--- START ---

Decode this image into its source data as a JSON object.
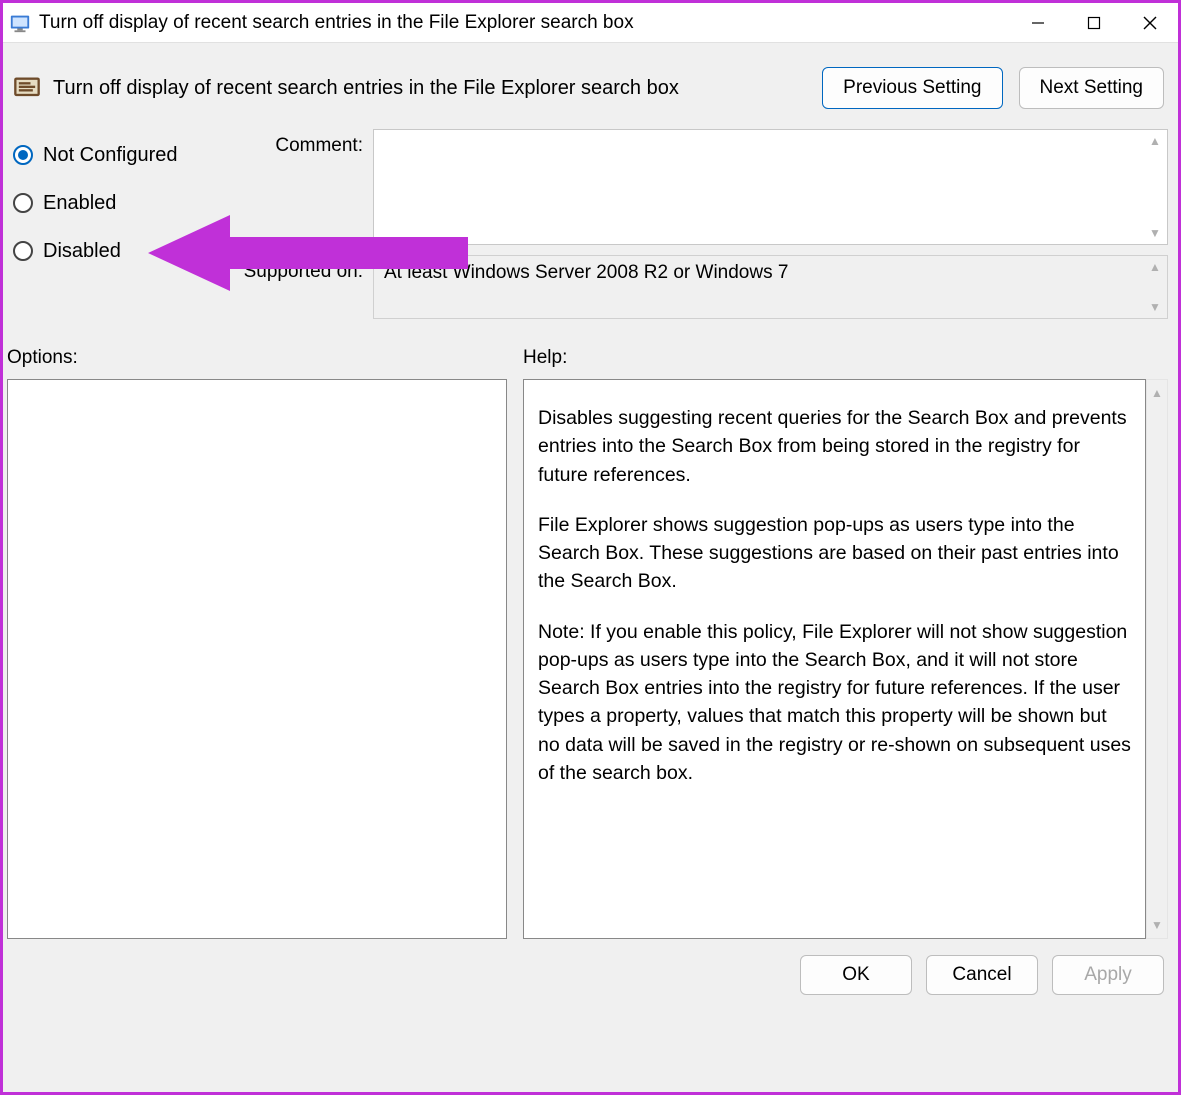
{
  "window": {
    "title": "Turn off display of recent search entries in the File Explorer search box"
  },
  "header": {
    "policy_title": "Turn off display of recent search entries in the File Explorer search box",
    "nav": {
      "prev": "Previous Setting",
      "next": "Next Setting"
    }
  },
  "radios": {
    "not_configured": "Not Configured",
    "enabled": "Enabled",
    "disabled": "Disabled",
    "selected": "not_configured"
  },
  "fields": {
    "comment_label": "Comment:",
    "comment_value": "",
    "supported_label": "Supported on:",
    "supported_value": "At least Windows Server 2008 R2 or Windows 7"
  },
  "sections": {
    "options_label": "Options:",
    "help_label": "Help:"
  },
  "help": {
    "p1": "Disables suggesting recent queries for the Search Box and prevents entries into the Search Box from being stored in the registry for future references.",
    "p2": "File Explorer shows suggestion pop-ups as users type into the Search Box.  These suggestions are based on their past entries into the Search Box.",
    "p3": "Note: If you enable this policy, File Explorer will not show suggestion pop-ups as users type into the Search Box, and it will not store Search Box entries into the registry for future references.  If the user types a property, values that match this property will be shown but no data will be saved in the registry or re-shown on subsequent uses of the search box."
  },
  "footer": {
    "ok": "OK",
    "cancel": "Cancel",
    "apply": "Apply"
  },
  "annotation": {
    "arrow_color": "#c030d8"
  }
}
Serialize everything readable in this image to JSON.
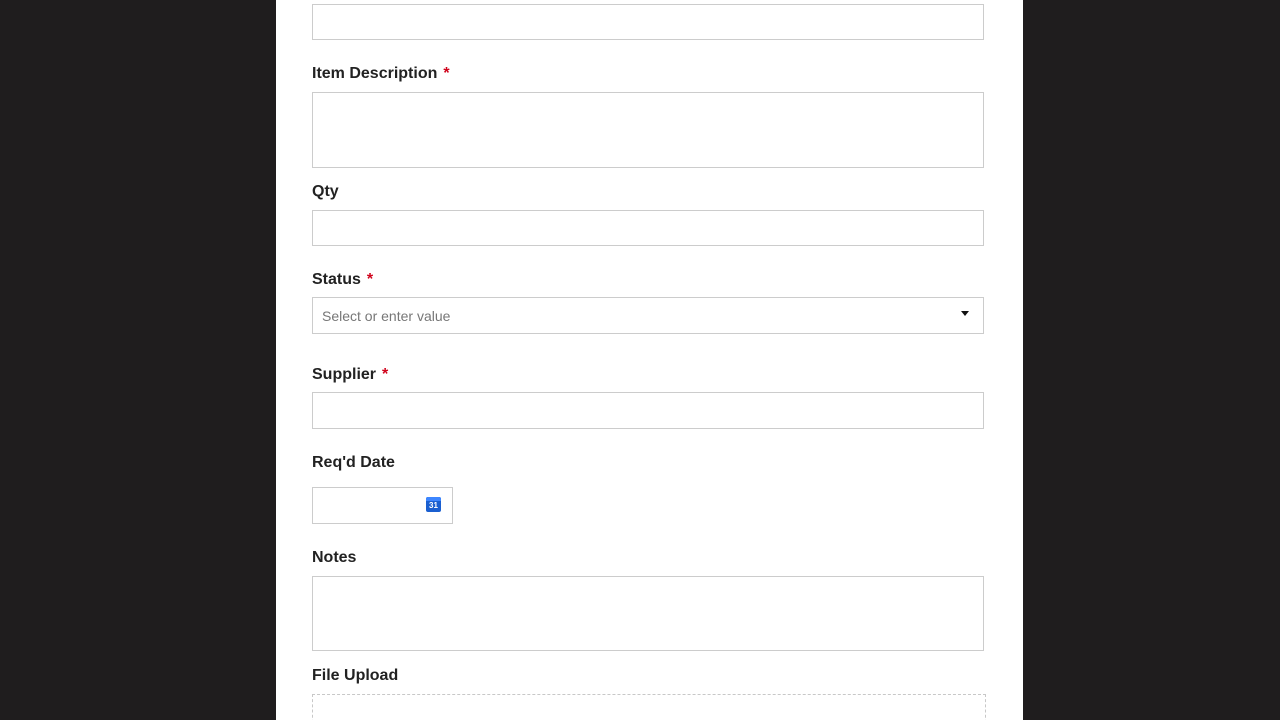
{
  "form": {
    "item_description": {
      "label": "Item Description",
      "required_mark": "*"
    },
    "qty": {
      "label": "Qty"
    },
    "status": {
      "label": "Status",
      "required_mark": "*",
      "placeholder": "Select or enter value"
    },
    "supplier": {
      "label": "Supplier",
      "required_mark": "*"
    },
    "reqd_date": {
      "label": "Req'd Date",
      "calendar_day": "31"
    },
    "notes": {
      "label": "Notes"
    },
    "file_upload": {
      "label": "File Upload"
    }
  },
  "colors": {
    "page_background": "#1f1d1e",
    "panel_background": "#ffffff",
    "required_mark": "#d0021b",
    "calendar_icon": "#1a5fd0"
  },
  "icons": {
    "status_dropdown": "chevron-down-icon",
    "date_picker": "calendar-icon"
  }
}
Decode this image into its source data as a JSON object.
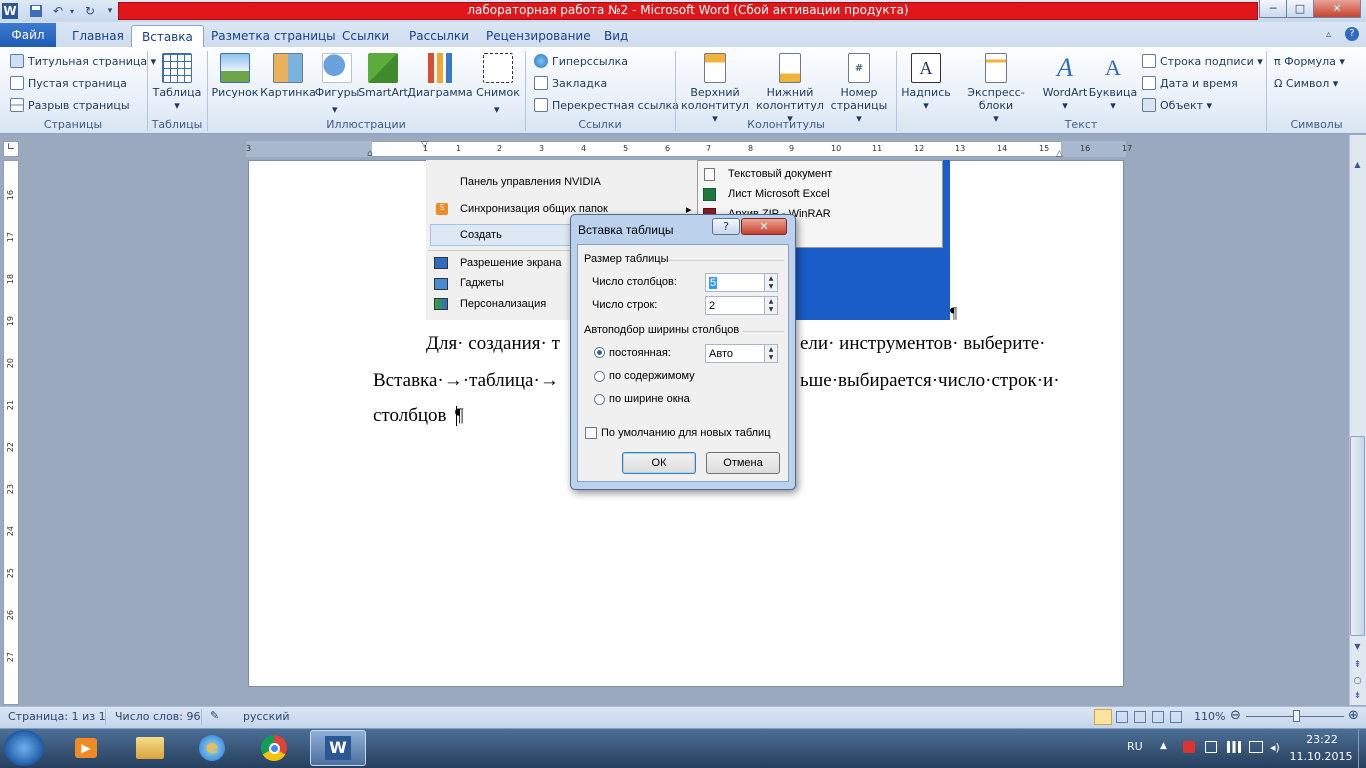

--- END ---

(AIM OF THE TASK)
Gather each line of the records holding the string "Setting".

(RESULT OF THIS EXERCISE)
      "prev": "Previous Setting",
      "next": "Next Setting"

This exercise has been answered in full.